● Description of the task: Find all lines below containing the string "Applicable" and return them.

● Material supplied:
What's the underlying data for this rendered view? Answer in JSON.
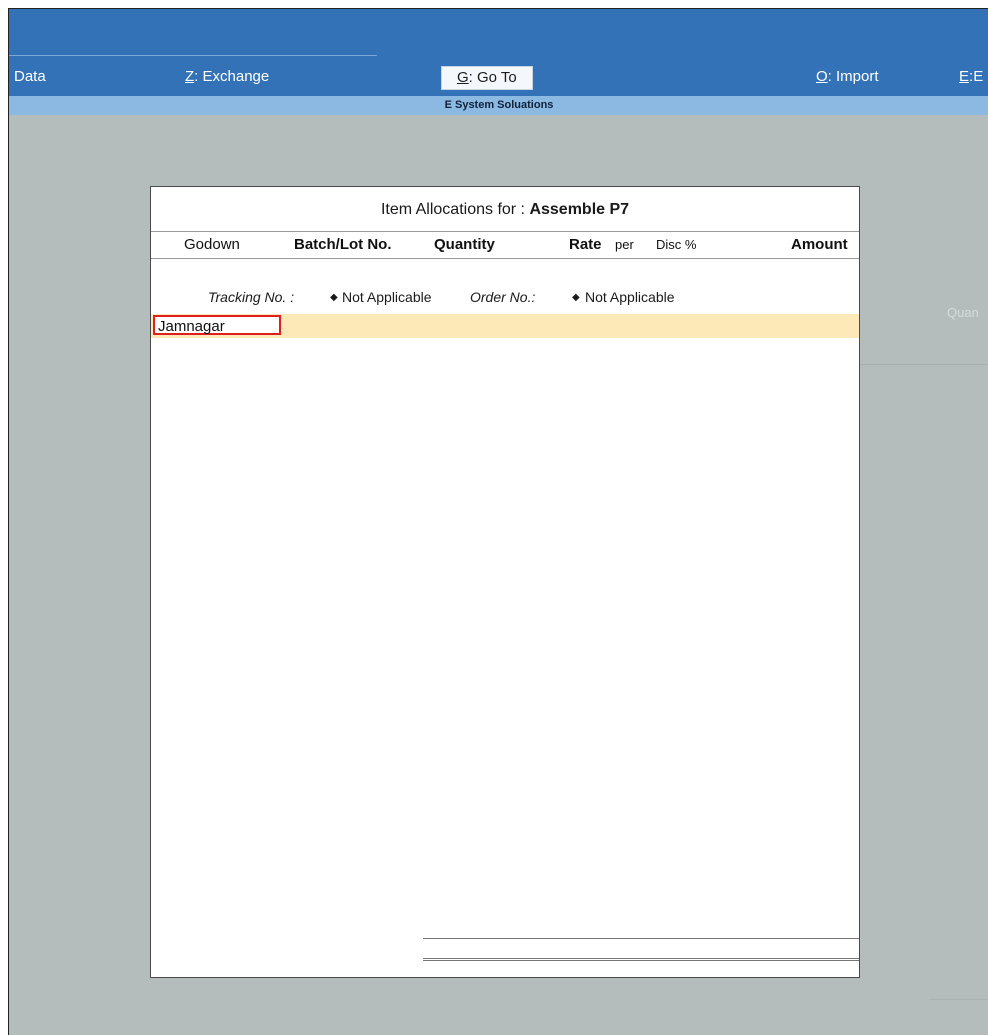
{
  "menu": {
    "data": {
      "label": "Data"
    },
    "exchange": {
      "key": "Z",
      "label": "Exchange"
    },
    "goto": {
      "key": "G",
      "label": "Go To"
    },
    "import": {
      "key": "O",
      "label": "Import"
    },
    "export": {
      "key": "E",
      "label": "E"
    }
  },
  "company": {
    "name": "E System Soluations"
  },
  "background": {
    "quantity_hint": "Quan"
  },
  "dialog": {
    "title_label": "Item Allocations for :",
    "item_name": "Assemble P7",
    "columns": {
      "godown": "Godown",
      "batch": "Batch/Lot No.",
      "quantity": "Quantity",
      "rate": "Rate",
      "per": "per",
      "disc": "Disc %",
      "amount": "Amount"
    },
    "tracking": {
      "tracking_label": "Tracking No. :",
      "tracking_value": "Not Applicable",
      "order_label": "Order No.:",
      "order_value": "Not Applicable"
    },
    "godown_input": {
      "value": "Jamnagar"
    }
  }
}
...
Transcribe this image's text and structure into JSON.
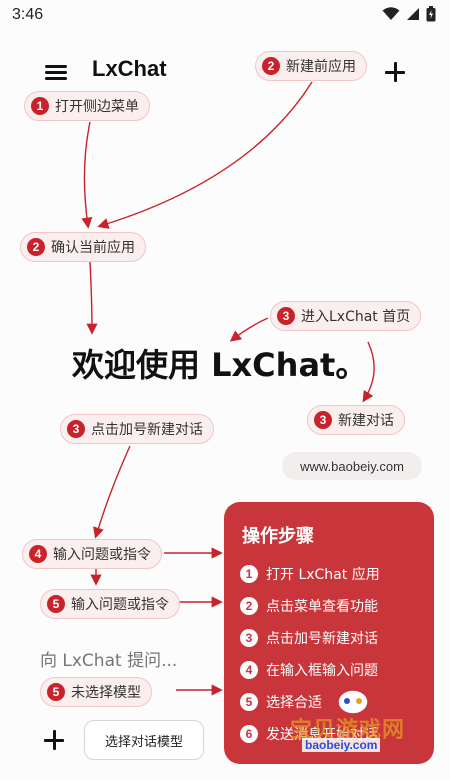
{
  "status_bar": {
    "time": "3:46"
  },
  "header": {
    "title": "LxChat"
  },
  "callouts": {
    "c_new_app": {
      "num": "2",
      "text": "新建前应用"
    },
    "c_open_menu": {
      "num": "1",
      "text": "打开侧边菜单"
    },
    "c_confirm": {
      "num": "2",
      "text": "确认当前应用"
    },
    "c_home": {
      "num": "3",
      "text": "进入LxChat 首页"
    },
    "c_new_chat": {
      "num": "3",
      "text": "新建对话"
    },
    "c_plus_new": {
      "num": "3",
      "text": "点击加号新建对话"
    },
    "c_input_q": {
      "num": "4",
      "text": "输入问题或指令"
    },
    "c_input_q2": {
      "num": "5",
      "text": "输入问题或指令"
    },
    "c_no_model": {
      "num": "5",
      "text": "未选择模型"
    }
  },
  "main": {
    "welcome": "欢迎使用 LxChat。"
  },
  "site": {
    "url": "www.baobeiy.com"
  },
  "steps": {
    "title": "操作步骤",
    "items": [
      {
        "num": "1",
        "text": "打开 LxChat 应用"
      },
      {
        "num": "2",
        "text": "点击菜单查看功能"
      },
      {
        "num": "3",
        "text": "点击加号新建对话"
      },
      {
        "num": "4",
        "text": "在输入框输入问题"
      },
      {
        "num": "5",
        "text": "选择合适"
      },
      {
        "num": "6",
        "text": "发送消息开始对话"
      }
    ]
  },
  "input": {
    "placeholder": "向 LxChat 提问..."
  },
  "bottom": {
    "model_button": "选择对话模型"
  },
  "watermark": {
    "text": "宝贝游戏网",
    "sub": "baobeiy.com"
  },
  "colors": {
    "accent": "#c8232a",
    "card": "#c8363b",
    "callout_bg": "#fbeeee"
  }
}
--
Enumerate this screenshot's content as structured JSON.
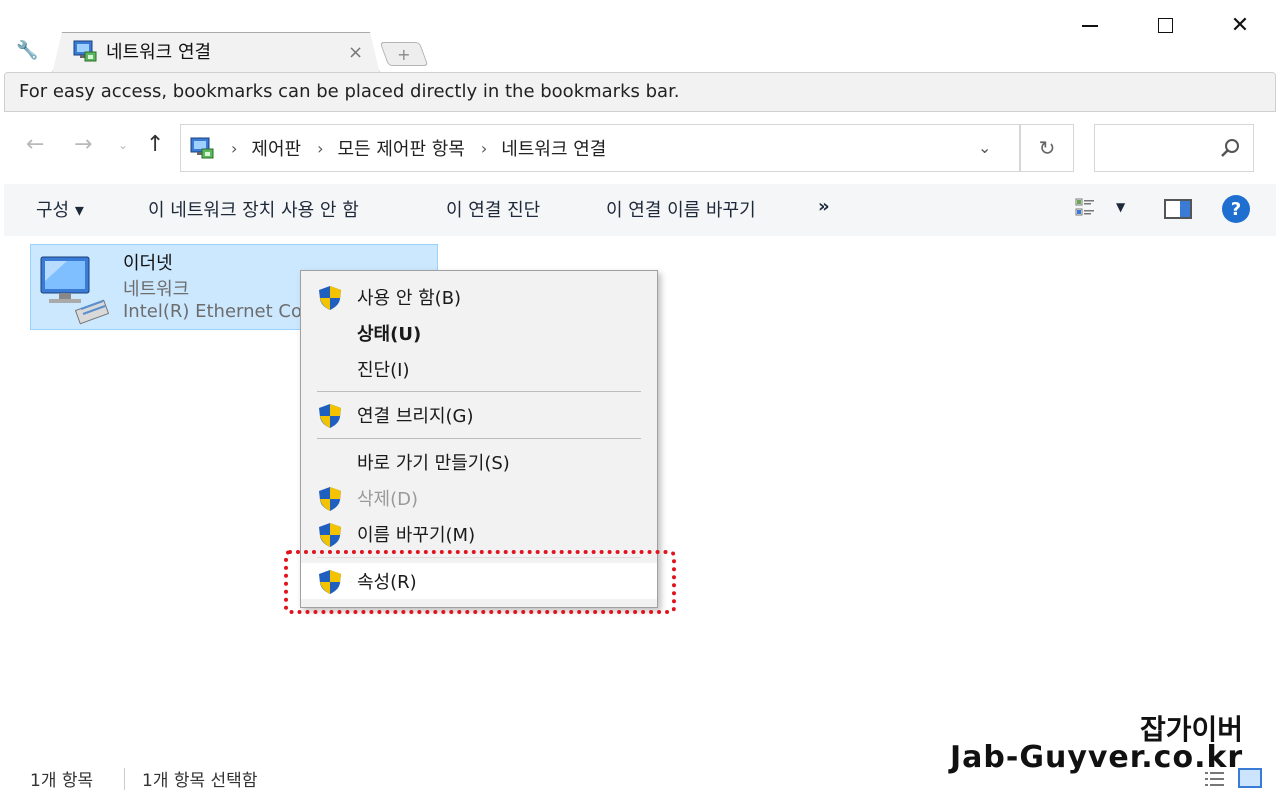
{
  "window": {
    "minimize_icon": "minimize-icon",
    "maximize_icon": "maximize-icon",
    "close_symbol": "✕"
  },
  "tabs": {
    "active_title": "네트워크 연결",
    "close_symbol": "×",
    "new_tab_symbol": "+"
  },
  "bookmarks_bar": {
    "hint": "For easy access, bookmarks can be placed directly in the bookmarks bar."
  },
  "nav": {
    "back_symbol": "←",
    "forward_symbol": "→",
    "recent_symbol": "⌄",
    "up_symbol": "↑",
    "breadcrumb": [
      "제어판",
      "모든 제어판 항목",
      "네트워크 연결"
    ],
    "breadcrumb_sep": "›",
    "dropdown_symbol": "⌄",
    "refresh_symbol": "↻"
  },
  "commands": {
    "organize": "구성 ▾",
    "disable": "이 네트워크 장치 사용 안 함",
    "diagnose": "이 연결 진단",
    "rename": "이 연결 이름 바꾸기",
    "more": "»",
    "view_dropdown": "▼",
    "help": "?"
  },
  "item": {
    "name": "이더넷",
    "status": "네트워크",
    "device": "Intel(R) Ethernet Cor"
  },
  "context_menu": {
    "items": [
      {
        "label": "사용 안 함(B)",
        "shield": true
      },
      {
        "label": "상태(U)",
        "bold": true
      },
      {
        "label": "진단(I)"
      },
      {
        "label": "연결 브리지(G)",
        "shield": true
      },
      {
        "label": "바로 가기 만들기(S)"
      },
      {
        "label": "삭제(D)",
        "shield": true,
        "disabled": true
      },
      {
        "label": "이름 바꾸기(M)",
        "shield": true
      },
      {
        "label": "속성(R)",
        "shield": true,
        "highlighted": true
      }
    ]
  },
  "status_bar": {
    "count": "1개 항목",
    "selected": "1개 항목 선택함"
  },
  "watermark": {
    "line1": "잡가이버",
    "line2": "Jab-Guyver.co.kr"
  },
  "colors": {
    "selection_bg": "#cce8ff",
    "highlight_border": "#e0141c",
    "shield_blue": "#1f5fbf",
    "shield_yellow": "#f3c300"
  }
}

● Result:
      "tracking_value": "Not Applicable",
      "order_value": "Not Applicable"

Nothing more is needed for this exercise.